In midfield, by starting with Rashford or Son Heung-min (both £9.0m), managers need just one transfer to bring in any other player in the position, apart from Mohamed Salah (£12.5m) and Kevin De Bruyne (£10.5m).
For defenders, the £5.5m price point covers a host of key names such as Luke Shaw, Reece James, Ben Chilwell and John Stones.
By starting the season with Shaw, managers could easily move to James if Chelsea find their form under Mauricio Pochettino. Depending on price rises/falls, of course.
Do your research
After assessing the player price list for Fantasy 2023/24 and the fixtures, follow pre-season form, set-piece takers, new signings and any changes of head coach and/or tactics.
The more knowledge you can soak up, the better chance there is of gaining an early advantage over your mini-league rivals.
Don’t pencil in a transfer for Gameweek 2 in advance. If a key player gets injured or dropped in Gameweek 1, you may have far more important issues to deal with than the move you were planning to make.
Instead, managers should construct their squads in a way that avoids the need to make a transfer in Gameweek 2.
This affords the luxury of heading into Gameweek 3 with two free transfers, which can open up a lot more options for squad surgery.
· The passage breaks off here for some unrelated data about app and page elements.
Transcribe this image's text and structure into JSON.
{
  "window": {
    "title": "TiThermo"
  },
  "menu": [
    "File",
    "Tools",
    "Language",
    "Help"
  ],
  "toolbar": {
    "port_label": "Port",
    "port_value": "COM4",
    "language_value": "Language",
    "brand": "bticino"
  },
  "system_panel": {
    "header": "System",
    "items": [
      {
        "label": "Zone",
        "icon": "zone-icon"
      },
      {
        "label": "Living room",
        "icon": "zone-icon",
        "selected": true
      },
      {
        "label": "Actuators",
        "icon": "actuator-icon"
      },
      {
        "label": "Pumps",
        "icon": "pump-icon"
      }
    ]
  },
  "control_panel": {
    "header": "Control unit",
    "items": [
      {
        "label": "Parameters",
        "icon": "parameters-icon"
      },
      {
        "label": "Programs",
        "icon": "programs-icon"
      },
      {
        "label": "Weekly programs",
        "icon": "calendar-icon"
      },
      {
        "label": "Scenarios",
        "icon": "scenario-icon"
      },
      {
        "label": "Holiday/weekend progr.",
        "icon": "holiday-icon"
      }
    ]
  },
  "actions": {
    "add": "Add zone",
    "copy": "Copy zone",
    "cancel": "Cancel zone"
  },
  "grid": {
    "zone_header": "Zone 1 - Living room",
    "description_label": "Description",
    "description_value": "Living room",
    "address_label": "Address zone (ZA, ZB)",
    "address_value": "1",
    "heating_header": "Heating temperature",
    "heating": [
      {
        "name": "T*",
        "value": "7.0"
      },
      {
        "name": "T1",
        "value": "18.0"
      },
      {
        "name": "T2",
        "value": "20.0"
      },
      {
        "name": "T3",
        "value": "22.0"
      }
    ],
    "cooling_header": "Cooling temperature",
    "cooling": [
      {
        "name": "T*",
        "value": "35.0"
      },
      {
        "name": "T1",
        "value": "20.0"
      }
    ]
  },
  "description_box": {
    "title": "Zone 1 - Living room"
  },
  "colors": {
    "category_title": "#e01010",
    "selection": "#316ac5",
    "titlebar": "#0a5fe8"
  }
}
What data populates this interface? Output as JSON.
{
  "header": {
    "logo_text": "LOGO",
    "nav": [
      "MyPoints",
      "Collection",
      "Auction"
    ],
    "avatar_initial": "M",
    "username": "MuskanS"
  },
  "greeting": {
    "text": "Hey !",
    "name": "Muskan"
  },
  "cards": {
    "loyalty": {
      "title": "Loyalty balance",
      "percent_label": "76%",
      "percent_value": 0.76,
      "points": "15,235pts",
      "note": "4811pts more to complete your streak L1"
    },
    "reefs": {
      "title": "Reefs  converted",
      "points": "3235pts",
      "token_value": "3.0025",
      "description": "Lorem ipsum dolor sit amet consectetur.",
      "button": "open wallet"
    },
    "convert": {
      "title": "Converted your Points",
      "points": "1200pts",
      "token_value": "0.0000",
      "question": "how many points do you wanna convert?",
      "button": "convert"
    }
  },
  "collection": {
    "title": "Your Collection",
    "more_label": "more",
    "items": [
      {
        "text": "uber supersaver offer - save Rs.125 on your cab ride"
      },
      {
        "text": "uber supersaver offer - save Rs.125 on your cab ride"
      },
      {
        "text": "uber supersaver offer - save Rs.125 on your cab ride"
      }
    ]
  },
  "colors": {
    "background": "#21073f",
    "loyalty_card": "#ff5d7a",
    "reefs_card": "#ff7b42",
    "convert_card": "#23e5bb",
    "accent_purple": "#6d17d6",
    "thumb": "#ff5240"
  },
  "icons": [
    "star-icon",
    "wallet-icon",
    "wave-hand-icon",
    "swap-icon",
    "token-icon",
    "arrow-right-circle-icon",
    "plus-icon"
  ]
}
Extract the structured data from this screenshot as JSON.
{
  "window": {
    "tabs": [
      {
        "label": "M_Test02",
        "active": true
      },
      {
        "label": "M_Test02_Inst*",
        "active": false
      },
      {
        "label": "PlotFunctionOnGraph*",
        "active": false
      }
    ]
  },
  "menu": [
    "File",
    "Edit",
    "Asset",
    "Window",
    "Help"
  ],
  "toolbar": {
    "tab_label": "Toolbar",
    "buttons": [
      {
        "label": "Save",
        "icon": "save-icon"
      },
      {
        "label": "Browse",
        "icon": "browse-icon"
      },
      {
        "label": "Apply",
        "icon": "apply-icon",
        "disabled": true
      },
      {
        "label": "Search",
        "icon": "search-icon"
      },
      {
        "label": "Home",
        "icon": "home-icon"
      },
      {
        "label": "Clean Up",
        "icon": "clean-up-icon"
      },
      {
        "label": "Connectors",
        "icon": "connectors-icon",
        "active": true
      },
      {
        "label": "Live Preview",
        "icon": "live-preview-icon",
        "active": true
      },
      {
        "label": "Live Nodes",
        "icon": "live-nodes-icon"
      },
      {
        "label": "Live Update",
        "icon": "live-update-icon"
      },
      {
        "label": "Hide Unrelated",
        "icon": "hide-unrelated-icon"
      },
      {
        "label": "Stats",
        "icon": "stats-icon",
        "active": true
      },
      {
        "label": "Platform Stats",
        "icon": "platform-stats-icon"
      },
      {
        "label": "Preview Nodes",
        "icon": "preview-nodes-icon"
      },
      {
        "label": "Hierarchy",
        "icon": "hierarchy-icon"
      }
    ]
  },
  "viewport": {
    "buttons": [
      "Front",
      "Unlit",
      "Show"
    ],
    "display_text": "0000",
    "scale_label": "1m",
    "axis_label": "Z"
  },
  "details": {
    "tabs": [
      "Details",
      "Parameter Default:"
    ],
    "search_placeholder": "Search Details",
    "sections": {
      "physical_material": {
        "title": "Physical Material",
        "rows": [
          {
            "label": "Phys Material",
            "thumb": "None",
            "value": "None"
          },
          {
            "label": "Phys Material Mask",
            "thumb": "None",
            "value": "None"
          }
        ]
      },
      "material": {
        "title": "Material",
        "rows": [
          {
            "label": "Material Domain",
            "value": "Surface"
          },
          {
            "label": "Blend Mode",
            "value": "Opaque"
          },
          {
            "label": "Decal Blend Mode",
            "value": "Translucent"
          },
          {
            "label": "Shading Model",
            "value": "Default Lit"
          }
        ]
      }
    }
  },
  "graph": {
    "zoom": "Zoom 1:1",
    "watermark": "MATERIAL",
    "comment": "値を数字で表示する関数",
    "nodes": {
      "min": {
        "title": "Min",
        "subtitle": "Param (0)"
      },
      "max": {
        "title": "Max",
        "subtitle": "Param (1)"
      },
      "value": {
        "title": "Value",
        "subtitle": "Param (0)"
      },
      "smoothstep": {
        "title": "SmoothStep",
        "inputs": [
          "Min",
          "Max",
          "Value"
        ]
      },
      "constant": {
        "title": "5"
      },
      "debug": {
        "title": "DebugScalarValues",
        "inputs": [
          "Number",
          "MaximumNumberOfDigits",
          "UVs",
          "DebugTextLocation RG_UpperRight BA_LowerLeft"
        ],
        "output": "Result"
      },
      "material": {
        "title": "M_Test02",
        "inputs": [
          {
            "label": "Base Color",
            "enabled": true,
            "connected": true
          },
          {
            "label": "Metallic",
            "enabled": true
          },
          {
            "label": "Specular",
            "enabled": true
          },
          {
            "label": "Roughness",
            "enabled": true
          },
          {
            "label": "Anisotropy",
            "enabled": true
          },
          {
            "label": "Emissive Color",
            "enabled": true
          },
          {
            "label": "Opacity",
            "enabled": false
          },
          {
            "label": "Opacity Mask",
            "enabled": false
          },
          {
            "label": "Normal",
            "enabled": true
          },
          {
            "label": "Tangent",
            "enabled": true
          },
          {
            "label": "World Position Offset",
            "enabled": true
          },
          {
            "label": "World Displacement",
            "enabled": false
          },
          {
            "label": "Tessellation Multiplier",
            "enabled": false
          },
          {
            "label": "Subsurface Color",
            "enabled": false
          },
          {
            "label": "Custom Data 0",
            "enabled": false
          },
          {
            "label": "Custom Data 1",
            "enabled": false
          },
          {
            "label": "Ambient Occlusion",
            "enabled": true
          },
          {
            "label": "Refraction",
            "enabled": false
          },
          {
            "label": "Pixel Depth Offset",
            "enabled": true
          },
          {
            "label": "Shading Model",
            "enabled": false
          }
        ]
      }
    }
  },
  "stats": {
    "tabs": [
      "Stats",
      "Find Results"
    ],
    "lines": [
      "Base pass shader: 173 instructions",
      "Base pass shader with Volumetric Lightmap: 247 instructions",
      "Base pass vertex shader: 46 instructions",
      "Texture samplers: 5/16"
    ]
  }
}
Crucially, by keeping faith in their early plans and waiting until Gameweek 3 before making any changes, managers also have an extra Gameweek's worth of valuable new information to base their decisions on.
Part 1: What is FPL and how to play
Part 2: How to pick a squad
Part 3: Managing your team
Part 4: How to make transfers
Part 5: How FPL points are scored
Part 6: How to use chips
Part 7: Mini-leagues and FPL Cups
Part 8: How to use the statistics menu